Exercise goal: Return, from the material below, each line in which the word "value" is present.

Source records:
■ ■ ■
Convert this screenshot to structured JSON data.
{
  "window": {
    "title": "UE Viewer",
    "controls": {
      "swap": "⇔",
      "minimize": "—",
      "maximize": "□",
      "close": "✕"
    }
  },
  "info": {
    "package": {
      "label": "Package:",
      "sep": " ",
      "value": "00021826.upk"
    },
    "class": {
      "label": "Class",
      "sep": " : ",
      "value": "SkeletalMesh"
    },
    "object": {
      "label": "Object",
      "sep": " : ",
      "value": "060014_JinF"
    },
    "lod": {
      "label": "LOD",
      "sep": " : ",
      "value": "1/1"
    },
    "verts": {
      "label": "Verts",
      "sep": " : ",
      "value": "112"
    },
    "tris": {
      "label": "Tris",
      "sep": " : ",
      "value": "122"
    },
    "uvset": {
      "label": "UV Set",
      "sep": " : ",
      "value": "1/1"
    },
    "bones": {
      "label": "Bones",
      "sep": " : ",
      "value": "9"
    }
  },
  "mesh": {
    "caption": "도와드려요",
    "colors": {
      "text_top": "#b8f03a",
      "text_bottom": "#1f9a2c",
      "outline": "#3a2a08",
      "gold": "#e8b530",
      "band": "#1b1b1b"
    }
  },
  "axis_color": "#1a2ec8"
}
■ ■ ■
Task answer:
      "value": "00021826.upk"
      "value": "SkeletalMesh"
      "value": "060014_JinF"
      "value": "1/1"
      "value": "112"
      "value": "122"
      "value": "1/1"
      "value": "9"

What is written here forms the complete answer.